RECORDS SHOWN:
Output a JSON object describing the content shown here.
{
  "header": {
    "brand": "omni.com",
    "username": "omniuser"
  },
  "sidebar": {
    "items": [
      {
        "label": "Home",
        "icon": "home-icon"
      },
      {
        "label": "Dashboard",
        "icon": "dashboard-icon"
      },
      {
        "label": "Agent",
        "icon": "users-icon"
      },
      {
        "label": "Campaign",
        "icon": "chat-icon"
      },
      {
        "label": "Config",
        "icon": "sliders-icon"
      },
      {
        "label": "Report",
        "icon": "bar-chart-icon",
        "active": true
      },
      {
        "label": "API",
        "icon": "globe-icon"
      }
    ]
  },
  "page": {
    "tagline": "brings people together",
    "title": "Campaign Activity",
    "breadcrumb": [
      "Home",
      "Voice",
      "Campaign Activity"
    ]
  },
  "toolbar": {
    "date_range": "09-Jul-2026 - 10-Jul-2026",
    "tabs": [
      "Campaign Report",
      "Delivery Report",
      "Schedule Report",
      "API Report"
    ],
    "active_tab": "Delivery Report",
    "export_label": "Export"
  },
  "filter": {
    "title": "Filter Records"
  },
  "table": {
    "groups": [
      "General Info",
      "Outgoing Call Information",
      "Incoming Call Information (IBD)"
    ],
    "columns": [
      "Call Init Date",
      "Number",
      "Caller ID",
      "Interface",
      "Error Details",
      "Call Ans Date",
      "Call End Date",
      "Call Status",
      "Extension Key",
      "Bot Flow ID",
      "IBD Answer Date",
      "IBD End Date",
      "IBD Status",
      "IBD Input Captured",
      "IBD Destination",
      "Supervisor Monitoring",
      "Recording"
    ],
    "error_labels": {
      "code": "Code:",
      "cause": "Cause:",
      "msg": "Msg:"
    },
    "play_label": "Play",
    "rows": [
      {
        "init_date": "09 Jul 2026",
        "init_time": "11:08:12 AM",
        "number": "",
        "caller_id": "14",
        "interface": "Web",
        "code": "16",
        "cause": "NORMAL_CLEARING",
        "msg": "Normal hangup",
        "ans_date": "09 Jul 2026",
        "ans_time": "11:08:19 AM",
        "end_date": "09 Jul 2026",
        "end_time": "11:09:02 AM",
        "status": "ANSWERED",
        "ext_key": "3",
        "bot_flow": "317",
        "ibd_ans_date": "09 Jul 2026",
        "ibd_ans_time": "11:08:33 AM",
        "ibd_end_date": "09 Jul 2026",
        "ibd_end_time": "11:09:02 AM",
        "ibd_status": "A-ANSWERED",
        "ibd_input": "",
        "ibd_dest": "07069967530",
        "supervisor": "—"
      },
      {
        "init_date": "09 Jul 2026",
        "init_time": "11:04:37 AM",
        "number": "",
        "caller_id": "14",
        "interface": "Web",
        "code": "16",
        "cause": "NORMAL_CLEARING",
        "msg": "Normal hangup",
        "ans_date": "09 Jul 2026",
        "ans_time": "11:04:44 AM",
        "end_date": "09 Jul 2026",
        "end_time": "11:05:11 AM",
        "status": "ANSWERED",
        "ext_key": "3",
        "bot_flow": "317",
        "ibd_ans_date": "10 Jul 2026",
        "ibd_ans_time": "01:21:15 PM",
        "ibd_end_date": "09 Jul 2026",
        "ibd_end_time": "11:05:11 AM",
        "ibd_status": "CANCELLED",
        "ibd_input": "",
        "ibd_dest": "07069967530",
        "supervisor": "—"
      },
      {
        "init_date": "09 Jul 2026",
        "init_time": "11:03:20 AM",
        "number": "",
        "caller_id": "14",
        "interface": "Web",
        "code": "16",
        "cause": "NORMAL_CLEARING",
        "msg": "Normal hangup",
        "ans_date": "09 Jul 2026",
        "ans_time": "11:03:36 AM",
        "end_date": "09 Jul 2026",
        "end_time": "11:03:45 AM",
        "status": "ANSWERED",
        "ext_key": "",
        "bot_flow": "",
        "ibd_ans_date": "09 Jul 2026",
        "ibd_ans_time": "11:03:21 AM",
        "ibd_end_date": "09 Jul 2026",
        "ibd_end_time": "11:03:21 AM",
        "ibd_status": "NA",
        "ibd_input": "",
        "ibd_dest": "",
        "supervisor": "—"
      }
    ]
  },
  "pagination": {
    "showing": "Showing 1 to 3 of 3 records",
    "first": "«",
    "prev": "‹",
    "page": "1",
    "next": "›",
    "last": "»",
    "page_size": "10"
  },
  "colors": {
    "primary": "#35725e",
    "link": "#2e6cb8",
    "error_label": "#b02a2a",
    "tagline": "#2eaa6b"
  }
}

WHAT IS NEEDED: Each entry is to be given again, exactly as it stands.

OUTPUT OF THE EXERCISE:
Output a JSON object describing the content shown here.
{
  "header": {
    "brand": "omni.com",
    "username": "omniuser"
  },
  "sidebar": {
    "items": [
      {
        "label": "Home",
        "icon": "home-icon"
      },
      {
        "label": "Dashboard",
        "icon": "dashboard-icon"
      },
      {
        "label": "Agent",
        "icon": "users-icon"
      },
      {
        "label": "Campaign",
        "icon": "chat-icon"
      },
      {
        "label": "Config",
        "icon": "sliders-icon"
      },
      {
        "label": "Report",
        "icon": "bar-chart-icon",
        "active": true
      },
      {
        "label": "API",
        "icon": "globe-icon"
      }
    ]
  },
  "page": {
    "tagline": "brings people together",
    "title": "Campaign Activity",
    "breadcrumb": [
      "Home",
      "Voice",
      "Campaign Activity"
    ]
  },
  "toolbar": {
    "date_range": "09-Jul-2026 - 10-Jul-2026",
    "tabs": [
      "Campaign Report",
      "Delivery Report",
      "Schedule Report",
      "API Report"
    ],
    "active_tab": "Delivery Report",
    "export_label": "Export"
  },
  "filter": {
    "title": "Filter Records"
  },
  "table": {
    "groups": [
      "General Info",
      "Outgoing Call Information",
      "Incoming Call Information (IBD)"
    ],
    "columns": [
      "Call Init Date",
      "Number",
      "Caller ID",
      "Interface",
      "Error Details",
      "Call Ans Date",
      "Call End Date",
      "Call Status",
      "Extension Key",
      "Bot Flow ID",
      "IBD Answer Date",
      "IBD End Date",
      "IBD Status",
      "IBD Input Captured",
      "IBD Destination",
      "Supervisor Monitoring",
      "Recording"
    ],
    "error_labels": {
      "code": "Code:",
      "cause": "Cause:",
      "msg": "Msg:"
    },
    "play_label": "Play",
    "rows": [
      {
        "init_date": "09 Jul 2026",
        "init_time": "11:08:12 AM",
        "number": "",
        "caller_id": "14",
        "interface": "Web",
        "code": "16",
        "cause": "NORMAL_CLEARING",
        "msg": "Normal hangup",
        "ans_date": "09 Jul 2026",
        "ans_time": "11:08:19 AM",
        "end_date": "09 Jul 2026",
        "end_time": "11:09:02 AM",
        "status": "ANSWERED",
        "ext_key": "3",
        "bot_flow": "317",
        "ibd_ans_date": "09 Jul 2026",
        "ibd_ans_time": "11:08:33 AM",
        "ibd_end_date": "09 Jul 2026",
        "ibd_end_time": "11:09:02 AM",
        "ibd_status": "A-ANSWERED",
        "ibd_input": "",
        "ibd_dest": "07069967530",
        "supervisor": "—"
      },
      {
        "init_date": "09 Jul 2026",
        "init_time": "11:04:37 AM",
        "number": "",
        "caller_id": "14",
        "interface": "Web",
        "code": "16",
        "cause": "NORMAL_CLEARING",
        "msg": "Normal hangup",
        "ans_date": "09 Jul 2026",
        "ans_time": "11:04:44 AM",
        "end_date": "09 Jul 2026",
        "end_time": "11:05:11 AM",
        "status": "ANSWERED",
        "ext_key": "3",
        "bot_flow": "317",
        "ibd_ans_date": "10 Jul 2026",
        "ibd_ans_time": "01:21:15 PM",
        "ibd_end_date": "09 Jul 2026",
        "ibd_end_time": "11:05:11 AM",
        "ibd_status": "CANCELLED",
        "ibd_input": "",
        "ibd_dest": "07069967530",
        "supervisor": "—"
      },
      {
        "init_date": "09 Jul 2026",
        "init_time": "11:03:20 AM",
        "number": "",
        "caller_id": "14",
        "interface": "Web",
        "code": "16",
        "cause": "NORMAL_CLEARING",
        "msg": "Normal hangup",
        "ans_date": "09 Jul 2026",
        "ans_time": "11:03:36 AM",
        "end_date": "09 Jul 2026",
        "end_time": "11:03:45 AM",
        "status": "ANSWERED",
        "ext_key": "",
        "bot_flow": "",
        "ibd_ans_date": "09 Jul 2026",
        "ibd_ans_time": "11:03:21 AM",
        "ibd_end_date": "09 Jul 2026",
        "ibd_end_time": "11:03:21 AM",
        "ibd_status": "NA",
        "ibd_input": "",
        "ibd_dest": "",
        "supervisor": "—"
      }
    ]
  },
  "pagination": {
    "showing": "Showing 1 to 3 of 3 records",
    "first": "«",
    "prev": "‹",
    "page": "1",
    "next": "›",
    "last": "»",
    "page_size": "10"
  },
  "colors": {
    "primary": "#35725e",
    "link": "#2e6cb8",
    "error_label": "#b02a2a",
    "tagline": "#2eaa6b"
  }
}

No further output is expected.